TASK BRIEF -> Scan the material below for every line with the string "this", and copy those lines.

SUPPLIED RECORDS ->
════════════════════
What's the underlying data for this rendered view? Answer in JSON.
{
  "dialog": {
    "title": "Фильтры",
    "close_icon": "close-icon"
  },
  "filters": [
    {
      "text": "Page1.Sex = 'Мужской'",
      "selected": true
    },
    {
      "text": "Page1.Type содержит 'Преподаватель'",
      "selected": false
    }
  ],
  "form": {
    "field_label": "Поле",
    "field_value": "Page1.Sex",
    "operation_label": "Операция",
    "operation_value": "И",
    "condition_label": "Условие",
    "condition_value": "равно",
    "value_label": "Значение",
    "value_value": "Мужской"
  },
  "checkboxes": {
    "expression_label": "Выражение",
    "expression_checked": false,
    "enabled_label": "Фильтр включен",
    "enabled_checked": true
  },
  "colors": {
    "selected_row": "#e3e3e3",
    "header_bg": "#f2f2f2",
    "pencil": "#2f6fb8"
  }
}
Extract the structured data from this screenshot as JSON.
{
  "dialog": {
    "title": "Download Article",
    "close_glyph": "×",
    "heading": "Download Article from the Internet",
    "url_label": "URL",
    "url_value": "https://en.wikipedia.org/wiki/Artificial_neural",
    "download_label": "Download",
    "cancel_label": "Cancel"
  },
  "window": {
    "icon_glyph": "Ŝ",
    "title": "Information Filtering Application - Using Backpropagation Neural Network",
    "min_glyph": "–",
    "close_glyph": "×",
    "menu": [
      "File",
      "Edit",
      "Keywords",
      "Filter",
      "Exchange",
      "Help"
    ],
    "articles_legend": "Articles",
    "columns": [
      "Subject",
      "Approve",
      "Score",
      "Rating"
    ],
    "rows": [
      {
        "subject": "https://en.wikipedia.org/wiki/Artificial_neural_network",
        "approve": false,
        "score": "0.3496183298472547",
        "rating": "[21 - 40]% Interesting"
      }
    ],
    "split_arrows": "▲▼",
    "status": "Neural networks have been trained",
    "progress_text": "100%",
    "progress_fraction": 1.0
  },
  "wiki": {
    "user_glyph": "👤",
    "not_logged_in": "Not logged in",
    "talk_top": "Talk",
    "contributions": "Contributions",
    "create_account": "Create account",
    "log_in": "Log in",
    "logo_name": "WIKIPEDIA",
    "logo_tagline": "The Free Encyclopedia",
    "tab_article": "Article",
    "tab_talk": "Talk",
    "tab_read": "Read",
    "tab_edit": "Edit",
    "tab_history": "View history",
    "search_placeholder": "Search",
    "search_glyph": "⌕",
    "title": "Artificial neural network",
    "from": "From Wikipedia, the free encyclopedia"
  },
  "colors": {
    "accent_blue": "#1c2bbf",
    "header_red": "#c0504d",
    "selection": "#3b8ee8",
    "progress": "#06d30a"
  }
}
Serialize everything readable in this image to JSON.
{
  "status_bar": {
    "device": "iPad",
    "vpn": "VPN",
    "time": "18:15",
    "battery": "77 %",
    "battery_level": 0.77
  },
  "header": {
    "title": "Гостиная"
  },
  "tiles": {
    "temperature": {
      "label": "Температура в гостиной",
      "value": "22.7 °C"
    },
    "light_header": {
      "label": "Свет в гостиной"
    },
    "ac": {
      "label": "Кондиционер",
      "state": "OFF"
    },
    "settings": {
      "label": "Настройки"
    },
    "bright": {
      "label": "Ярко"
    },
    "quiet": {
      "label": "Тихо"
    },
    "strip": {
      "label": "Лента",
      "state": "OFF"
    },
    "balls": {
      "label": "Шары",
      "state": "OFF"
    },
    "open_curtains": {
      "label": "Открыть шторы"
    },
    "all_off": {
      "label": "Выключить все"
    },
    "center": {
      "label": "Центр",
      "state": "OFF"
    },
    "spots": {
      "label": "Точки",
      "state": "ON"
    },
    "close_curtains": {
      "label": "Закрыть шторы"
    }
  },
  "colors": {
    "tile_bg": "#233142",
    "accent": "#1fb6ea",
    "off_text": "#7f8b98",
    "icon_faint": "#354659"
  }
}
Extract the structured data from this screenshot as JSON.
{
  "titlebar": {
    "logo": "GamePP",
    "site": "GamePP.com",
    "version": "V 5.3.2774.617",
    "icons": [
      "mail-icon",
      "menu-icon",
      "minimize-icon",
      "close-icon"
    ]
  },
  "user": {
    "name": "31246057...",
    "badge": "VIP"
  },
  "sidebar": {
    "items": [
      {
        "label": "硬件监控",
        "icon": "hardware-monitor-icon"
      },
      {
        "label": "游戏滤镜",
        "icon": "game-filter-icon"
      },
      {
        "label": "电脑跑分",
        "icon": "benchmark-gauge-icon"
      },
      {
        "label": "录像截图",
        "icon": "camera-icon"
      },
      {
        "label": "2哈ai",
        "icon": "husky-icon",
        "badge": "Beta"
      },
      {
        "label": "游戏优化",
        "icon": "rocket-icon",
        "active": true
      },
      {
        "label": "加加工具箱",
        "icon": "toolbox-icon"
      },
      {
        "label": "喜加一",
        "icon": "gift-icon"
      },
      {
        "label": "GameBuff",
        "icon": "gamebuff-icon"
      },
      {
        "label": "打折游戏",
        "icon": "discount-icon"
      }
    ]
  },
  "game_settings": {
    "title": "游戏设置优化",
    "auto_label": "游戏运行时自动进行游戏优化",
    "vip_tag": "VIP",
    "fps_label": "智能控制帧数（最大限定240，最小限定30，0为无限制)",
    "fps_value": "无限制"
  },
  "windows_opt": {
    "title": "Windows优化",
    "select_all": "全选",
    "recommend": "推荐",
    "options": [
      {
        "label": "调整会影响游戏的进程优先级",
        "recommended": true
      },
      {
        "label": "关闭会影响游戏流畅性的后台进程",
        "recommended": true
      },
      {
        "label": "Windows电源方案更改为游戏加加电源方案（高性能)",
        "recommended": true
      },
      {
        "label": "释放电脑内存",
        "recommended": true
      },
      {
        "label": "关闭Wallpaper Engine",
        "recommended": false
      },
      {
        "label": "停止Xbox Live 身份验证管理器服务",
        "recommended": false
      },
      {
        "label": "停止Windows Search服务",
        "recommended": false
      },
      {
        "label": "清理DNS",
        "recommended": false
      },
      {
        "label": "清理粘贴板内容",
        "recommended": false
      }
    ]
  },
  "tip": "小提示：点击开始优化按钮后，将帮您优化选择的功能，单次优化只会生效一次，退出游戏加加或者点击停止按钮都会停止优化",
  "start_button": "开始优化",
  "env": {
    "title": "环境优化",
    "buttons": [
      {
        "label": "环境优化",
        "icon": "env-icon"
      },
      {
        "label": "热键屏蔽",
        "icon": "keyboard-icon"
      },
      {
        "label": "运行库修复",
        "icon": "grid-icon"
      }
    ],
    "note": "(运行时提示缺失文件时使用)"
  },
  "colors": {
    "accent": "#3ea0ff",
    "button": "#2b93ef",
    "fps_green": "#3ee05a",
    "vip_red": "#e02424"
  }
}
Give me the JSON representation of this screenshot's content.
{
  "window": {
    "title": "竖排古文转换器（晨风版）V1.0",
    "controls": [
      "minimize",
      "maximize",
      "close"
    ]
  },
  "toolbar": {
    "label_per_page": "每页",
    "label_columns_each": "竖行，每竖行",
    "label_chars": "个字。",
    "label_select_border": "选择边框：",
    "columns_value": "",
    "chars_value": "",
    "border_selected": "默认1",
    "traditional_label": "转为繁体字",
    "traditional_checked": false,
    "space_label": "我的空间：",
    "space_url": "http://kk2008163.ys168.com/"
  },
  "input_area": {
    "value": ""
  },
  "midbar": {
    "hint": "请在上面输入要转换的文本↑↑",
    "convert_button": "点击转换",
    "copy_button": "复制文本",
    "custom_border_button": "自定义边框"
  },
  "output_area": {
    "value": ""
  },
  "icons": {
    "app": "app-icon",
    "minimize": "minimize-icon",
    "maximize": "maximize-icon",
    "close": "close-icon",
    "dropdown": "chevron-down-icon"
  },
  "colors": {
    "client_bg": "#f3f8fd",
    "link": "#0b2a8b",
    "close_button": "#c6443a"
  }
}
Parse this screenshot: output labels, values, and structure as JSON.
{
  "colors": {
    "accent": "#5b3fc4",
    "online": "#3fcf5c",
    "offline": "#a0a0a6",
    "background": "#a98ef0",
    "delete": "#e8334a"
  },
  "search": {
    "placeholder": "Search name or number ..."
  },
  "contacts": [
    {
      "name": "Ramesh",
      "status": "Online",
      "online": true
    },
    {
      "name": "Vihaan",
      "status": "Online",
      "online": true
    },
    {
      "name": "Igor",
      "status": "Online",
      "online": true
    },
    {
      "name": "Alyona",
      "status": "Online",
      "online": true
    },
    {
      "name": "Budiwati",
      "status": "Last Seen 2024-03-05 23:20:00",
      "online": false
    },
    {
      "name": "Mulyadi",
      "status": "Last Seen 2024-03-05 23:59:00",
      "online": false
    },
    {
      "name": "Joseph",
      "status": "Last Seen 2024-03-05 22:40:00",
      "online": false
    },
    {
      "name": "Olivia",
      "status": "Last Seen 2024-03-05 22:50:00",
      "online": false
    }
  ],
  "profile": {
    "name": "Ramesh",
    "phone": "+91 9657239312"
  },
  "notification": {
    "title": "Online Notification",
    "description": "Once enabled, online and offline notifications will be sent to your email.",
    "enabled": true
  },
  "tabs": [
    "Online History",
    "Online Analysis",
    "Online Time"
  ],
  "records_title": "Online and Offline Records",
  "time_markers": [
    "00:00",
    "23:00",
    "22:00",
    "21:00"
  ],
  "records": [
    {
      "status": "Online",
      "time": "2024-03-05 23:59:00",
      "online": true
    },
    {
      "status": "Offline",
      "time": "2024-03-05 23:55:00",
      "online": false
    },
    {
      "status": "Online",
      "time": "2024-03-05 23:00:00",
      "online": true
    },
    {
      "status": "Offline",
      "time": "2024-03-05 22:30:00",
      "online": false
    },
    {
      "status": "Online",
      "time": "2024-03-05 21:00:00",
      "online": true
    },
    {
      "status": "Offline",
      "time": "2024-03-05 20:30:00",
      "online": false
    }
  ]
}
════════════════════
SOLVED EXERCISE ->
What's the underlying data for this rendered view? Answer in JSON.
Extract the structured data from this screenshot as JSON.
Serialize everything readable in this image to JSON.
Extract the structured data from this screenshot as JSON.
Give me the JSON representation of this screenshot's content.
Parse this screenshot: output labels, values, and structure as JSON.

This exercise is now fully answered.